WHAT TO DO:
An exact copy of all the records is the expected answer.

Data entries
..........

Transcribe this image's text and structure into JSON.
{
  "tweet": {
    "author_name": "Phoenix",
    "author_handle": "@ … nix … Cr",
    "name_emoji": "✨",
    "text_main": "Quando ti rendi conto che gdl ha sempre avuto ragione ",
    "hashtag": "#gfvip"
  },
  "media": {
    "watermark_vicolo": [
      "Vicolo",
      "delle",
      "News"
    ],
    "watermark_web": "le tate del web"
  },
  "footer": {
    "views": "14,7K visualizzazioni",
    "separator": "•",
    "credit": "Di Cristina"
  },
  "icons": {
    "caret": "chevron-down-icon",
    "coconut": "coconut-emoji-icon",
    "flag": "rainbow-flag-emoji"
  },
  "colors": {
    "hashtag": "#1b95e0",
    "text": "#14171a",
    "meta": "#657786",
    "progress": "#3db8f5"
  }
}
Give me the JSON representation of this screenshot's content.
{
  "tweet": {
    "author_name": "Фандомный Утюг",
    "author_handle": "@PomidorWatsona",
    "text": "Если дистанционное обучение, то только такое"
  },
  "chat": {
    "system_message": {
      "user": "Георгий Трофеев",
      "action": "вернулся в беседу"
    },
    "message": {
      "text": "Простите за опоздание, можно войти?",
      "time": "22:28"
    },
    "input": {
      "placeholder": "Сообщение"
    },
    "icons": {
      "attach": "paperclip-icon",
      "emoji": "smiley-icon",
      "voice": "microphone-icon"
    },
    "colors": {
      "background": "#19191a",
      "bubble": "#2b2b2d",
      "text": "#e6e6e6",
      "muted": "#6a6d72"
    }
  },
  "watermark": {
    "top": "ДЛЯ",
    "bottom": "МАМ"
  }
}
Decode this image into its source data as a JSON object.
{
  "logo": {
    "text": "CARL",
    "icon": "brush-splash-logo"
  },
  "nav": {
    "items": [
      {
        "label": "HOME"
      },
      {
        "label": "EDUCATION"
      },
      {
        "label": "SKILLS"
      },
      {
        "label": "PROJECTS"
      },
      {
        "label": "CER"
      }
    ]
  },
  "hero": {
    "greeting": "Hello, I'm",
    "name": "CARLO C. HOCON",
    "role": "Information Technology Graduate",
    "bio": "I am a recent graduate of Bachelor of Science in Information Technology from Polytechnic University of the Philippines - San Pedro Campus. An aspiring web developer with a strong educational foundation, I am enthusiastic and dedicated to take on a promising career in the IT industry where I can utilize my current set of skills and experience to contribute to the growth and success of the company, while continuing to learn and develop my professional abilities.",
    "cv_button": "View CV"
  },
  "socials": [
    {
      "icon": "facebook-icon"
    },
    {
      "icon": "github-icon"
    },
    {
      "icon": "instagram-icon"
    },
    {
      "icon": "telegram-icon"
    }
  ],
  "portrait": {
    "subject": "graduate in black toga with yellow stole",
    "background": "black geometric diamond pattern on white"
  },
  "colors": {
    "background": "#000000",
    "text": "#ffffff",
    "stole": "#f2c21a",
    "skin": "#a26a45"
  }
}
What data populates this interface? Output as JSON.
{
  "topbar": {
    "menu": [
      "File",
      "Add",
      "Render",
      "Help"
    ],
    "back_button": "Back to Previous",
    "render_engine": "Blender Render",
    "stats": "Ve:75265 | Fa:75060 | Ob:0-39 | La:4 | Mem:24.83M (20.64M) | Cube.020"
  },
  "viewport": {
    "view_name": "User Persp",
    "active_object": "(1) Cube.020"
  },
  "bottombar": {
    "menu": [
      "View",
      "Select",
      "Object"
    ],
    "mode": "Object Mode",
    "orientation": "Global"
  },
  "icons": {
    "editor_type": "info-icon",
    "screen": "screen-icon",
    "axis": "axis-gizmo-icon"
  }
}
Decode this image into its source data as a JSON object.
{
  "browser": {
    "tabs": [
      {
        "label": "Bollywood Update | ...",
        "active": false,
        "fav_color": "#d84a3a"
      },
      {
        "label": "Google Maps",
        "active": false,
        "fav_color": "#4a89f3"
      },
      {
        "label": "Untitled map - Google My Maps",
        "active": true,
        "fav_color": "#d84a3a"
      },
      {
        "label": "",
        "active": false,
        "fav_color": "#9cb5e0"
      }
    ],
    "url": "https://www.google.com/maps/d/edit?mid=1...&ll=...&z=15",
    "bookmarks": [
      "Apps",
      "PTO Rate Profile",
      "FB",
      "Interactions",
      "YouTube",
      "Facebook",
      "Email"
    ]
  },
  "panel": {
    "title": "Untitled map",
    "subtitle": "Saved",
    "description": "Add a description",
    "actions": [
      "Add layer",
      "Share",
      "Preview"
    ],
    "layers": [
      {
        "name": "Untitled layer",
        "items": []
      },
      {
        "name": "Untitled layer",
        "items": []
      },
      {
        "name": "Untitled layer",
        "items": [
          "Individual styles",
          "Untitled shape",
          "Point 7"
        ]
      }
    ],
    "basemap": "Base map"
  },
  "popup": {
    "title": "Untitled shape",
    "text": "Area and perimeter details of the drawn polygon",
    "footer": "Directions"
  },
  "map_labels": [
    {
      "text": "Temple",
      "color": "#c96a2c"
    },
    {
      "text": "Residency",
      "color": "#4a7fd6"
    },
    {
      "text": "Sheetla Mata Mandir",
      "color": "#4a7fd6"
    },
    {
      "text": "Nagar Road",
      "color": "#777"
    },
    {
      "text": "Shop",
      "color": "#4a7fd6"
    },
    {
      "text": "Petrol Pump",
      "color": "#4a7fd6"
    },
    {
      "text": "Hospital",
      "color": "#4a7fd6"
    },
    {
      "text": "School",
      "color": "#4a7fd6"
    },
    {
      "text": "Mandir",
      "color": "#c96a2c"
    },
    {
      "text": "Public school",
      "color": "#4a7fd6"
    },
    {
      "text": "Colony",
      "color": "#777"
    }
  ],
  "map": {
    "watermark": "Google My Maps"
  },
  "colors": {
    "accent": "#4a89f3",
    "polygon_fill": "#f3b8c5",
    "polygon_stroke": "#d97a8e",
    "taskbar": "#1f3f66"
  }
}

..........

TASK RESPONSE:
Transcribe this image's text and structure into JSON.
{
  "tweet": {
    "author_name": "Phoenix",
    "author_handle": "@ … nix … Cr",
    "name_emoji": "✨",
    "text_main": "Quando ti rendi conto che gdl ha sempre avuto ragione ",
    "hashtag": "#gfvip"
  },
  "media": {
    "watermark_vicolo": [
      "Vicolo",
      "delle",
      "News"
    ],
    "watermark_web": "le tate del web"
  },
  "footer": {
    "views": "14,7K visualizzazioni",
    "separator": "•",
    "credit": "Di Cristina"
  },
  "icons": {
    "caret": "chevron-down-icon",
    "coconut": "coconut-emoji-icon",
    "flag": "rainbow-flag-emoji"
  },
  "colors": {
    "hashtag": "#1b95e0",
    "text": "#14171a",
    "meta": "#657786",
    "progress": "#3db8f5"
  }
}
Give me the JSON representation of this screenshot's content.
{
  "tweet": {
    "author_name": "Фандомный Утюг",
    "author_handle": "@PomidorWatsona",
    "text": "Если дистанционное обучение, то только такое"
  },
  "chat": {
    "system_message": {
      "user": "Георгий Трофеев",
      "action": "вернулся в беседу"
    },
    "message": {
      "text": "Простите за опоздание, можно войти?",
      "time": "22:28"
    },
    "input": {
      "placeholder": "Сообщение"
    },
    "icons": {
      "attach": "paperclip-icon",
      "emoji": "smiley-icon",
      "voice": "microphone-icon"
    },
    "colors": {
      "background": "#19191a",
      "bubble": "#2b2b2d",
      "text": "#e6e6e6",
      "muted": "#6a6d72"
    }
  },
  "watermark": {
    "top": "ДЛЯ",
    "bottom": "МАМ"
  }
}
Decode this image into its source data as a JSON object.
{
  "logo": {
    "text": "CARL",
    "icon": "brush-splash-logo"
  },
  "nav": {
    "items": [
      {
        "label": "HOME"
      },
      {
        "label": "EDUCATION"
      },
      {
        "label": "SKILLS"
      },
      {
        "label": "PROJECTS"
      },
      {
        "label": "CER"
      }
    ]
  },
  "hero": {
    "greeting": "Hello, I'm",
    "name": "CARLO C. HOCON",
    "role": "Information Technology Graduate",
    "bio": "I am a recent graduate of Bachelor of Science in Information Technology from Polytechnic University of the Philippines - San Pedro Campus. An aspiring web developer with a strong educational foundation, I am enthusiastic and dedicated to take on a promising career in the IT industry where I can utilize my current set of skills and experience to contribute to the growth and success of the company, while continuing to learn and develop my professional abilities.",
    "cv_button": "View CV"
  },
  "socials": [
    {
      "icon": "facebook-icon"
    },
    {
      "icon": "github-icon"
    },
    {
      "icon": "instagram-icon"
    },
    {
      "icon": "telegram-icon"
    }
  ],
  "portrait": {
    "subject": "graduate in black toga with yellow stole",
    "background": "black geometric diamond pattern on white"
  },
  "colors": {
    "background": "#000000",
    "text": "#ffffff",
    "stole": "#f2c21a",
    "skin": "#a26a45"
  }
}
What data populates this interface? Output as JSON.
{
  "topbar": {
    "menu": [
      "File",
      "Add",
      "Render",
      "Help"
    ],
    "back_button": "Back to Previous",
    "render_engine": "Blender Render",
    "stats": "Ve:75265 | Fa:75060 | Ob:0-39 | La:4 | Mem:24.83M (20.64M) | Cube.020"
  },
  "viewport": {
    "view_name": "User Persp",
    "active_object": "(1) Cube.020"
  },
  "bottombar": {
    "menu": [
      "View",
      "Select",
      "Object"
    ],
    "mode": "Object Mode",
    "orientation": "Global"
  },
  "icons": {
    "editor_type": "info-icon",
    "screen": "screen-icon",
    "axis": "axis-gizmo-icon"
  }
}
Decode this image into its source data as a JSON object.
{
  "browser": {
    "tabs": [
      {
        "label": "Bollywood Update | ...",
        "active": false,
        "fav_color": "#d84a3a"
      },
      {
        "label": "Google Maps",
        "active": false,
        "fav_color": "#4a89f3"
      },
      {
        "label": "Untitled map - Google My Maps",
        "active": true,
        "fav_color": "#d84a3a"
      },
      {
        "label": "",
        "active": false,
        "fav_color": "#9cb5e0"
      }
    ],
    "url": "https://www.google.com/maps/d/edit?mid=1...&ll=...&z=15",
    "bookmarks": [
      "Apps",
      "PTO Rate Profile",
      "FB",
      "Interactions",
      "YouTube",
      "Facebook",
      "Email"
    ]
  },
  "panel": {
    "title": "Untitled map",
    "subtitle": "Saved",
    "description": "Add a description",
    "actions": [
      "Add layer",
      "Share",
      "Preview"
    ],
    "layers": [
      {
        "name": "Untitled layer",
        "items": []
      },
      {
        "name": "Untitled layer",
        "items": []
      },
      {
        "name": "Untitled layer",
        "items": [
          "Individual styles",
          "Untitled shape",
          "Point 7"
        ]
      }
    ],
    "basemap": "Base map"
  },
  "popup": {
    "title": "Untitled shape",
    "text": "Area and perimeter details of the drawn polygon",
    "footer": "Directions"
  },
  "map_labels": [
    {
      "text": "Temple",
      "color": "#c96a2c"
    },
    {
      "text": "Residency",
      "color": "#4a7fd6"
    },
    {
      "text": "Sheetla Mata Mandir",
      "color": "#4a7fd6"
    },
    {
      "text": "Nagar Road",
      "color": "#777"
    },
    {
      "text": "Shop",
      "color": "#4a7fd6"
    },
    {
      "text": "Petrol Pump",
      "color": "#4a7fd6"
    },
    {
      "text": "Hospital",
      "color": "#4a7fd6"
    },
    {
      "text": "School",
      "color": "#4a7fd6"
    },
    {
      "text": "Mandir",
      "color": "#c96a2c"
    },
    {
      "text": "Public school",
      "color": "#4a7fd6"
    },
    {
      "text": "Colony",
      "color": "#777"
    }
  ],
  "map": {
    "watermark": "Google My Maps"
  },
  "colors": {
    "accent": "#4a89f3",
    "polygon_fill": "#f3b8c5",
    "polygon_stroke": "#d97a8e",
    "taskbar": "#1f3f66"
  }
}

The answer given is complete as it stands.